Grimshaw's primary influence was the Pre-Raphaelites. True to the Pre-Raphaelite style, he put forth landscapes of accurate color and lighting, and vivid detail. He often painted landscapes that typified seasons or a type of weather; city and suburban street scenes and moonlit views of the docks in London, Leeds, Liverpool, and Glasgow also figured largely in his art. By applying his skill in lighting effects, and unusually careful attention to detail, he was often capable of intricately describing a scene, while strongly conveying its mood. His "paintings of dampened gas-lit streets and misty waterfronts conveyed an eerie warmth as well as alienation in the urban scene."
Dulce Domum (1855), on whose reverse Grimshaw wrote, "mostly painted under great difficulties," captures the music portrayed in the piano player, entices the eye to meander through the richly decorated room, and to consider the still and silent young lady who is meanwhile listening. Grimshaw painted more interior scenes, especially in the 1870s, when he worked until the influence of James Tissot and the Aesthetic Movement.
On Hampstead Hill is considered one of Grimshaw's finest, exemplifying his skill with a variety of light sources, in capturing the mood of the passing of twilight into the onset of night. In his later career this use of twilight, and urban scenes under yellow light were highly popular, especially with his middle-class patrons.
His later work included imagined scenes from the Greek and Roman empires, and he also painted literary subjects from Longfellow and Tennyson ?? pictures including Elaine and The Lady of Shalott. (Grimshaw named all of his children after characters in Tennyson's poems.)
In the 1880s, Grimshaw maintained a London studio in Chelsea, not far from the comparable facility of James Abbott McNeill Whistler. After visiting Grimshaw, Whistler remarked that "I considered myself the inventor of Nocturnes until I saw Grimmy's moonlit pictures." Unlike Whistler's Impressionistic night scenes, however, Grimshaw worked in a realistic vein: "sharply focused, almost photographic," his pictures innovated in applying the tradition of rural moonlight images to the Victorian city, recording "the rain and mist, the puddles and smoky fog of late Victorian industrial England with great poetry."
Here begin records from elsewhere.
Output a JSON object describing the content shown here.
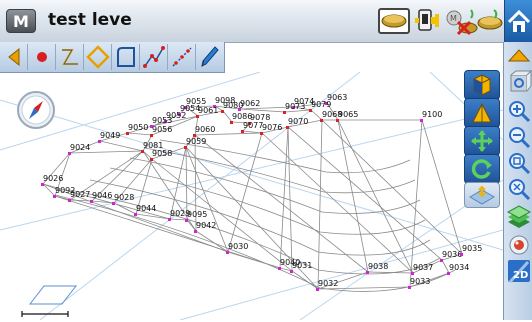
{
  "titlebar": {
    "menu_label": "M",
    "title": "test leve"
  },
  "points": [
    {
      "id": "9055"
    },
    {
      "id": "9098"
    },
    {
      "id": "9062"
    },
    {
      "id": "9074"
    },
    {
      "id": "9063"
    },
    {
      "id": "9054"
    },
    {
      "id": "9061"
    },
    {
      "id": "9080"
    },
    {
      "id": "9073"
    },
    {
      "id": "9079"
    },
    {
      "id": "9052"
    },
    {
      "id": "9086"
    },
    {
      "id": "9078"
    },
    {
      "id": "9068"
    },
    {
      "id": "9065"
    },
    {
      "id": "9053"
    },
    {
      "id": "9077"
    },
    {
      "id": "9070"
    },
    {
      "id": "9100"
    },
    {
      "id": "9050"
    },
    {
      "id": "9056"
    },
    {
      "id": "9060"
    },
    {
      "id": "9076"
    },
    {
      "id": "9049"
    },
    {
      "id": "9059"
    },
    {
      "id": "9081"
    },
    {
      "id": "9024"
    },
    {
      "id": "9058"
    },
    {
      "id": "9026"
    },
    {
      "id": "9092"
    },
    {
      "id": "9027"
    },
    {
      "id": "9046"
    },
    {
      "id": "9028"
    },
    {
      "id": "9044"
    },
    {
      "id": "9029"
    },
    {
      "id": "9095"
    },
    {
      "id": "9042"
    },
    {
      "id": "9030"
    },
    {
      "id": "9040"
    },
    {
      "id": "9031"
    },
    {
      "id": "9038"
    },
    {
      "id": "9037"
    },
    {
      "id": "9036"
    },
    {
      "id": "9035"
    },
    {
      "id": "9034"
    },
    {
      "id": "9033"
    },
    {
      "id": "9032"
    }
  ],
  "colors": {
    "point_marker": "#d61fd6",
    "point_red": "#e02020",
    "mesh": "#8a8a8a",
    "grid": "#b9d6ef",
    "toolbar_blue": "#1f5298"
  },
  "icons": {
    "toolbar": [
      "back-arrow-icon",
      "record-point-icon",
      "polyline-icon",
      "polygon-icon",
      "area-icon",
      "line-points-icon",
      "dotted-line-icon",
      "pen-icon"
    ],
    "status": [
      "memory-disk-icon",
      "gps-status-icon",
      "no-tracking-icon",
      "storage-disk-icon",
      "home-icon"
    ],
    "right": [
      "collapse-up-icon",
      "rotate-3d-icon",
      "zoom-in-icon",
      "zoom-out-icon",
      "zoom-window-icon",
      "zoom-extent-icon",
      "layers-icon",
      "locate-icon",
      "view-2d-icon"
    ],
    "left": [
      "view-box-icon",
      "tin-surface-icon",
      "pan-icon",
      "refresh-icon",
      "elevation-icon"
    ]
  },
  "view_mode_label": "2D"
}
Some artists of Grimshaw's period, both famous and obscure, generated rich documentary records; Vincent Van Gogh and James Smetham are good examples. Others, like Edward Pritchett, left nothing. Grimshaw left behind him no letters, journals, or papers; scholars and critics have little material on which to base their understanding of his life and career.
Grimshaw died 13 October 1893, and is buried in Woodhouse cemetery, Leeds. His reputation rested, and his legacy is probably based on, his townscapes. The second half of the twentieth century saw a major revival of interest in Grimshaw's work, with several important exhibits of his canon. Related Paintings of Atkinson Grimshaw :. | Thames | Autumn Glory | Half-Tide | Full Moon Behind Cirrus Cloud From the Roundhay Park Castle Battlements | Snowbound |
Related Artists:Galland Pierre Victor
Geneve 1822-Paris 1892
He studied metalwork with his father Jacques Galland, an accomplished goldsmith, until age 16. He then entered the studio of Henri Labrouste to study architecture. After two years of training, Labrouste encouraged him to pursue his interest in decorative painting under the direction of Michel-Martin Drolling. In 1843 the decorative painter Pierre-Luc-Charles Ciceri (1782-1868) hired Galland to assist with the painting of figures, flowers, garlands and fruit. He worked again with Labrouste, in 1848, on the decoration of the national festival, the F?te de la Concorde. FRANCIA, Francesco
Italian High Renaissance Painter, 1450-1517
He turned to painting c. 1485, and his first works already testify to the considerable technical accomplishment and gentle religious sensibility that remained constants of his art. His major surviving paintings are altarpieces, mostly images of the Virgin and saints, initially done for Bologna and later for nearby centres, notably Parma, Modena, Ferrara and Lucca. He also painted many small-scale devotional works and a few portraits. The apochryphal anecdote reported by Vasari that Francia died on seeing Raphael's altarpiece of St Cecilia William Salter
painted Sketch of the 1836 Waterloo Banqet by William Salter in 1836